WORK INSTRUCTIONS>
From the data that follows, report the number of lines including "time", and only that number.

SUPPLIED DATA>
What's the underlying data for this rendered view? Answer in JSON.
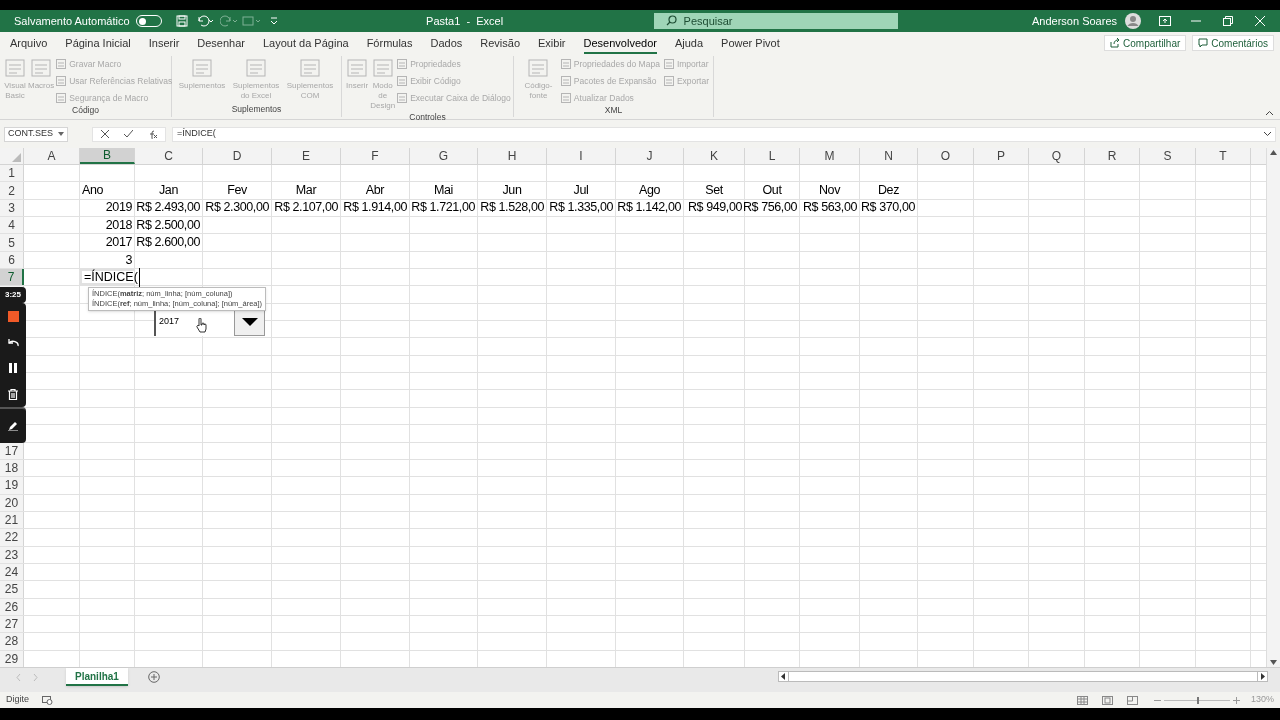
{
  "title_bar": {
    "autosave_label": "Salvamento Automático",
    "autosave_on": false,
    "title": "Pasta1  -  Excel",
    "search": {
      "placeholder": "Pesquisar"
    },
    "user": "Anderson Soares"
  },
  "tabs": [
    {
      "label": "Arquivo",
      "selected": false
    },
    {
      "label": "Página Inicial",
      "selected": false
    },
    {
      "label": "Inserir",
      "selected": false
    },
    {
      "label": "Desenhar",
      "selected": false
    },
    {
      "label": "Layout da Página",
      "selected": false
    },
    {
      "label": "Fórmulas",
      "selected": false
    },
    {
      "label": "Dados",
      "selected": false
    },
    {
      "label": "Revisão",
      "selected": false
    },
    {
      "label": "Exibir",
      "selected": false
    },
    {
      "label": "Desenvolvedor",
      "selected": true
    },
    {
      "label": "Ajuda",
      "selected": false
    },
    {
      "label": "Power Pivot",
      "selected": false
    }
  ],
  "ribbon_actions": [
    "Compartilhar",
    "Comentários"
  ],
  "ribbon_groups": [
    {
      "label": "Código",
      "large": [
        {
          "label": "Visual Basic",
          "disabled": true
        },
        {
          "label": "Macros",
          "disabled": true
        }
      ],
      "small": [
        {
          "label": "Gravar Macro",
          "disabled": true
        },
        {
          "label": "Usar Referências Relativas",
          "disabled": true
        },
        {
          "label": "Segurança de Macro",
          "disabled": true
        }
      ]
    },
    {
      "label": "Suplementos",
      "large": [
        {
          "label": "Suplementos",
          "disabled": true
        },
        {
          "label": "Suplementos do Excel",
          "disabled": true
        },
        {
          "label": "Suplementos COM",
          "disabled": true
        }
      ]
    },
    {
      "label": "Controles",
      "large": [
        {
          "label": "Inserir",
          "disabled": true
        },
        {
          "label": "Modo de Design",
          "disabled": true
        }
      ],
      "small": [
        {
          "label": "Propriedades",
          "disabled": true
        },
        {
          "label": "Exibir Código",
          "disabled": true
        },
        {
          "label": "Executar Caixa de Diálogo",
          "disabled": true
        }
      ]
    },
    {
      "label": "XML",
      "large": [
        {
          "label": "Código-fonte",
          "disabled": true
        }
      ],
      "small": [
        {
          "label": "Propriedades do Mapa",
          "disabled": true
        },
        {
          "label": "Pacotes de Expansão",
          "disabled": true
        },
        {
          "label": "Atualizar Dados",
          "disabled": true
        },
        {
          "label": "Importar",
          "disabled": true
        },
        {
          "label": "Exportar",
          "disabled": true
        }
      ]
    }
  ],
  "formula_bar": {
    "name_box": "CONT.SES",
    "formula": "=ÍNDICE("
  },
  "columns": [
    {
      "letter": "A",
      "selected": false
    },
    {
      "letter": "B",
      "selected": true
    },
    {
      "letter": "C",
      "selected": false
    },
    {
      "letter": "D",
      "selected": false
    },
    {
      "letter": "E",
      "selected": false
    },
    {
      "letter": "F",
      "selected": false
    },
    {
      "letter": "G",
      "selected": false
    },
    {
      "letter": "H",
      "selected": false
    },
    {
      "letter": "I",
      "selected": false
    },
    {
      "letter": "J",
      "selected": false
    },
    {
      "letter": "K",
      "selected": false
    },
    {
      "letter": "L",
      "selected": false
    },
    {
      "letter": "M",
      "selected": false
    },
    {
      "letter": "N",
      "selected": false
    },
    {
      "letter": "O",
      "selected": false
    },
    {
      "letter": "P",
      "selected": false
    },
    {
      "letter": "Q",
      "selected": false
    },
    {
      "letter": "R",
      "selected": false
    },
    {
      "letter": "S",
      "selected": false
    },
    {
      "letter": "T",
      "selected": false
    }
  ],
  "rows": [
    {
      "number": "1",
      "selected": false,
      "cells": []
    },
    {
      "number": "2",
      "selected": false,
      "cells": [
        null,
        {
          "text": "Ano",
          "kind": "label"
        },
        {
          "text": "Jan",
          "kind": "header"
        },
        {
          "text": "Fev",
          "kind": "header"
        },
        {
          "text": "Mar",
          "kind": "header"
        },
        {
          "text": "Abr",
          "kind": "header"
        },
        {
          "text": "Mai",
          "kind": "header"
        },
        {
          "text": "Jun",
          "kind": "header"
        },
        {
          "text": "Jul",
          "kind": "header"
        },
        {
          "text": "Ago",
          "kind": "header"
        },
        {
          "text": "Set",
          "kind": "header"
        },
        {
          "text": "Out",
          "kind": "header"
        },
        {
          "text": "Nov",
          "kind": "header"
        },
        {
          "text": "Dez",
          "kind": "header"
        }
      ]
    },
    {
      "number": "3",
      "selected": false,
      "cells": [
        null,
        {
          "text": "2019",
          "kind": "number"
        },
        {
          "text": "R$ 2.493,00",
          "kind": "number"
        },
        {
          "text": "R$ 2.300,00",
          "kind": "number"
        },
        {
          "text": "R$ 2.107,00",
          "kind": "number"
        },
        {
          "text": "R$ 1.914,00",
          "kind": "number"
        },
        {
          "text": "R$ 1.721,00",
          "kind": "number"
        },
        {
          "text": "R$ 1.528,00",
          "kind": "number"
        },
        {
          "text": "R$ 1.335,00",
          "kind": "number"
        },
        {
          "text": "R$ 1.142,00",
          "kind": "number"
        },
        {
          "text": "R$ 949,00",
          "kind": "number"
        },
        {
          "text": "R$ 756,00",
          "kind": "number"
        },
        {
          "text": "R$ 563,00",
          "kind": "number"
        },
        {
          "text": "R$ 370,00",
          "kind": "number"
        }
      ]
    },
    {
      "number": "4",
      "selected": false,
      "cells": [
        null,
        {
          "text": "2018",
          "kind": "number"
        },
        {
          "text": "R$ 2.500,00",
          "kind": "number"
        }
      ]
    },
    {
      "number": "5",
      "selected": false,
      "cells": [
        null,
        {
          "text": "2017",
          "kind": "number"
        },
        {
          "text": "R$ 2.600,00",
          "kind": "number"
        }
      ]
    },
    {
      "number": "6",
      "selected": false,
      "cells": [
        null,
        {
          "text": "3",
          "kind": "number"
        }
      ]
    },
    {
      "number": "7",
      "selected": true,
      "cells": [
        null,
        {
          "text": "=ÍNDICE(",
          "kind": "editing"
        }
      ]
    },
    {
      "cells": []
    },
    {
      "cells": []
    },
    {
      "cells": []
    },
    {
      "cells": []
    },
    {
      "cells": []
    },
    {
      "cells": []
    },
    {
      "cells": []
    },
    {
      "cells": []
    },
    {
      "cells": []
    },
    {
      "number": "17",
      "selected": false,
      "cells": []
    },
    {
      "number": "18",
      "selected": false,
      "cells": []
    },
    {
      "number": "19",
      "selected": false,
      "cells": []
    },
    {
      "number": "20",
      "selected": false,
      "cells": []
    },
    {
      "number": "21",
      "selected": false,
      "cells": []
    },
    {
      "number": "22",
      "selected": false,
      "cells": []
    },
    {
      "number": "23",
      "selected": false,
      "cells": []
    },
    {
      "number": "24",
      "selected": false,
      "cells": []
    },
    {
      "number": "25",
      "selected": false,
      "cells": []
    },
    {
      "number": "26",
      "selected": false,
      "cells": []
    },
    {
      "number": "27",
      "selected": false,
      "cells": []
    },
    {
      "number": "28",
      "selected": false,
      "cells": []
    },
    {
      "number": "29",
      "selected": false,
      "cells": []
    }
  ],
  "tooltip": {
    "lines": [
      "ÍNDICE(**matriz**; núm_linha; [núm_coluna])",
      "ÍNDICE(**ref**; núm_linha; [núm_coluna]; [núm_área])"
    ]
  },
  "combo_box": {
    "value": "2017"
  },
  "recorder": {
    "time": "3:25"
  },
  "sheets": [
    {
      "label": "Planilha1",
      "selected": true
    }
  ],
  "status_bar": {
    "mode": "Digite",
    "zoom": "130%",
    "zoom_slider": {
      "level": 0.5
    }
  }
}
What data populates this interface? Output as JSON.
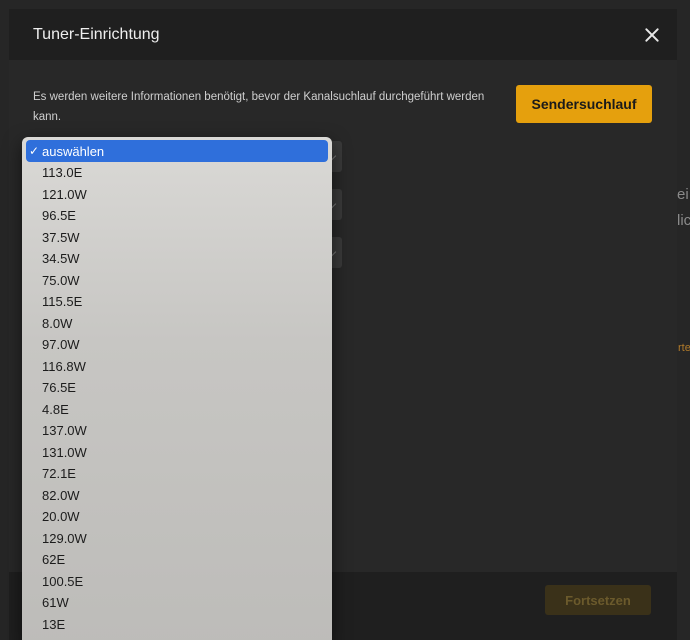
{
  "modal": {
    "title": "Tuner-Einrichtung",
    "info_text": "Es werden weitere Informationen benötigt, bevor der Kanalsuchlauf durchgeführt werden kann.",
    "scan_button": "Sendersuchlauf",
    "continue_button": "Fortsetzen"
  },
  "background": {
    "peek_1": "ei",
    "peek_2": "lic",
    "peek_3": "rte"
  },
  "dropdown": {
    "selected": "auswählen",
    "check": "✓",
    "options": [
      "113.0E",
      "121.0W",
      "96.5E",
      "37.5W",
      "34.5W",
      "75.0W",
      "115.5E",
      "8.0W",
      "97.0W",
      "116.8W",
      "76.5E",
      "4.8E",
      "137.0W",
      "131.0W",
      "72.1E",
      "82.0W",
      "20.0W",
      "129.0W",
      "62E",
      "100.5E",
      "61W",
      "13E"
    ]
  },
  "colors": {
    "accent": "#e5a00d",
    "selection": "#2f6fdb",
    "header": "#1f1f1f",
    "body": "#282828"
  }
}
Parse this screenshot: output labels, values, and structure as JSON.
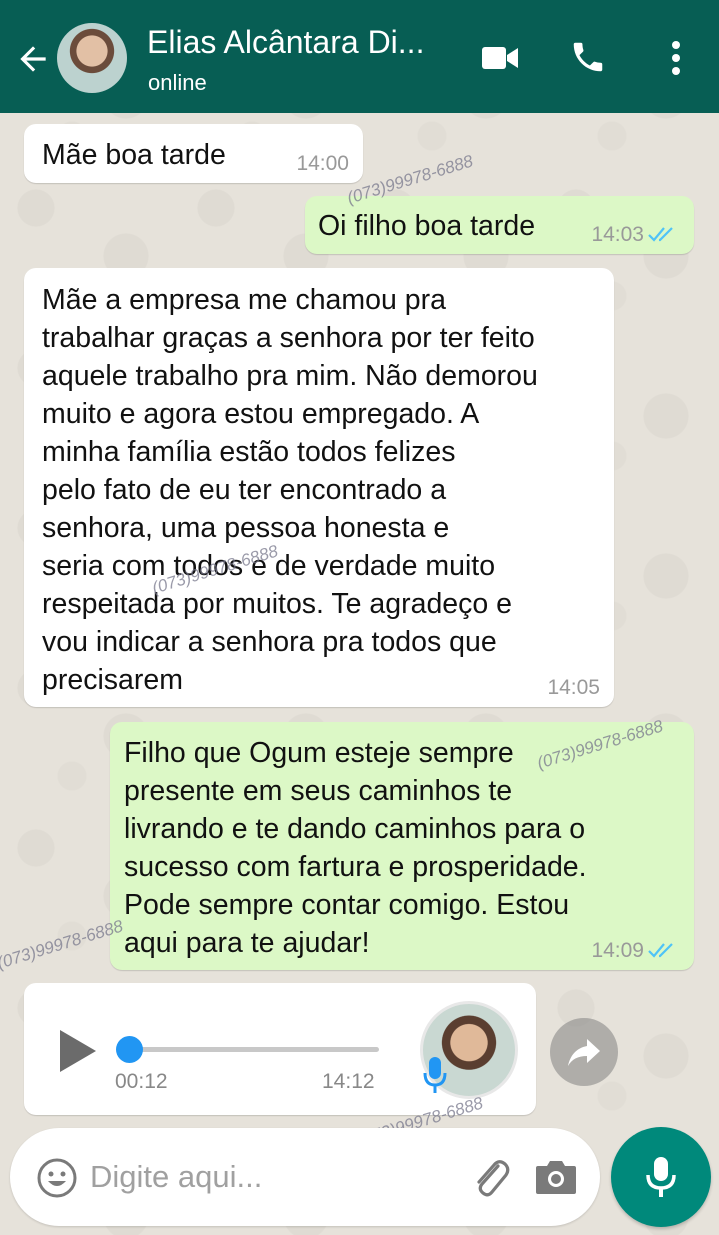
{
  "header": {
    "contact_name": "Elias Alcântara Di...",
    "status": "online"
  },
  "messages": [
    {
      "direction": "in",
      "text": "Mãe boa tarde",
      "time": "14:00"
    },
    {
      "direction": "out",
      "text": "Oi filho boa tarde",
      "time": "14:03",
      "read": true
    },
    {
      "direction": "in",
      "text": "Mãe a empresa me chamou pra\ntrabalhar graças a senhora por ter feito\naquele trabalho pra mim. Não demorou\nmuito e agora estou empregado. A\nminha família estão todos felizes\npelo fato de eu ter encontrado a\nsenhora, uma pessoa honesta e\nseria com todos e de verdade muito\nrespeitada por muitos. Te agradeço e\nvou indicar a senhora pra todos que\nprecisarem",
      "time": "14:05"
    },
    {
      "direction": "out",
      "text": "Filho que Ogum  esteje sempre\npresente em seus caminhos te\nlivrando e te dando caminhos para o\nsucesso com fartura e prosperidade.\nPode sempre contar comigo. Estou\naqui para te ajudar!",
      "time": "14:09",
      "read": true
    }
  ],
  "audio_message": {
    "duration": "00:12",
    "time": "14:12",
    "progress": 0
  },
  "composer": {
    "placeholder": "Digite aqui..."
  },
  "watermark_text": "(073)99978-6888",
  "colors": {
    "header": "#075e54",
    "outgoing": "#dcf8c6",
    "incoming": "#ffffff",
    "read_ticks": "#4fc3f7",
    "mic_button": "#00897b"
  }
}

THE COMPLETED TASK>
6